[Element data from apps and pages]
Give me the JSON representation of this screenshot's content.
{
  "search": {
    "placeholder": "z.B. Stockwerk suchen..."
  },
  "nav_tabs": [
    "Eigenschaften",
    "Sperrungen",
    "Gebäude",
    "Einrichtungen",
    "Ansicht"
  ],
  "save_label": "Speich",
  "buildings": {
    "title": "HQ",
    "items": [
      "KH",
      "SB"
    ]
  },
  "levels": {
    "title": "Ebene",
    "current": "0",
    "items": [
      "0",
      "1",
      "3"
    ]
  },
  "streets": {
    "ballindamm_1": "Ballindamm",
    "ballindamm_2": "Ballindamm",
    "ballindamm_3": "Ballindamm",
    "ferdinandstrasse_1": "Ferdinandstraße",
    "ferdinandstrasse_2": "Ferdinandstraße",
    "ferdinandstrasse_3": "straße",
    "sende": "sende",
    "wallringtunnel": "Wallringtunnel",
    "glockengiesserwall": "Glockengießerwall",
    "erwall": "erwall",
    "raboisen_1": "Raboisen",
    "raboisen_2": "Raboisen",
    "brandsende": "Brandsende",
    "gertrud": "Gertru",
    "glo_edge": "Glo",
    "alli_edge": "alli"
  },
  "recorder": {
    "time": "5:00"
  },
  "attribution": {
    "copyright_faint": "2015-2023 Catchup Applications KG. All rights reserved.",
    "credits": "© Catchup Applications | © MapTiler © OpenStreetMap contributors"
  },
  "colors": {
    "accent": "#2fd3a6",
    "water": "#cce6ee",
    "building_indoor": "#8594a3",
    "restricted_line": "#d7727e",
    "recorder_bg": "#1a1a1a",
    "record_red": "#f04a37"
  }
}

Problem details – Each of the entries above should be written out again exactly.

Solution to the exercise –
Give me the JSON representation of this screenshot's content.
{
  "search": {
    "placeholder": "z.B. Stockwerk suchen..."
  },
  "nav_tabs": [
    "Eigenschaften",
    "Sperrungen",
    "Gebäude",
    "Einrichtungen",
    "Ansicht"
  ],
  "save_label": "Speich",
  "buildings": {
    "title": "HQ",
    "items": [
      "KH",
      "SB"
    ]
  },
  "levels": {
    "title": "Ebene",
    "current": "0",
    "items": [
      "0",
      "1",
      "3"
    ]
  },
  "streets": {
    "ballindamm_1": "Ballindamm",
    "ballindamm_2": "Ballindamm",
    "ballindamm_3": "Ballindamm",
    "ferdinandstrasse_1": "Ferdinandstraße",
    "ferdinandstrasse_2": "Ferdinandstraße",
    "ferdinandstrasse_3": "straße",
    "sende": "sende",
    "wallringtunnel": "Wallringtunnel",
    "glockengiesserwall": "Glockengießerwall",
    "erwall": "erwall",
    "raboisen_1": "Raboisen",
    "raboisen_2": "Raboisen",
    "brandsende": "Brandsende",
    "gertrud": "Gertru",
    "glo_edge": "Glo",
    "alli_edge": "alli"
  },
  "recorder": {
    "time": "5:00"
  },
  "attribution": {
    "copyright_faint": "2015-2023 Catchup Applications KG. All rights reserved.",
    "credits": "© Catchup Applications | © MapTiler © OpenStreetMap contributors"
  },
  "colors": {
    "accent": "#2fd3a6",
    "water": "#cce6ee",
    "building_indoor": "#8594a3",
    "restricted_line": "#d7727e",
    "recorder_bg": "#1a1a1a",
    "record_red": "#f04a37"
  }
}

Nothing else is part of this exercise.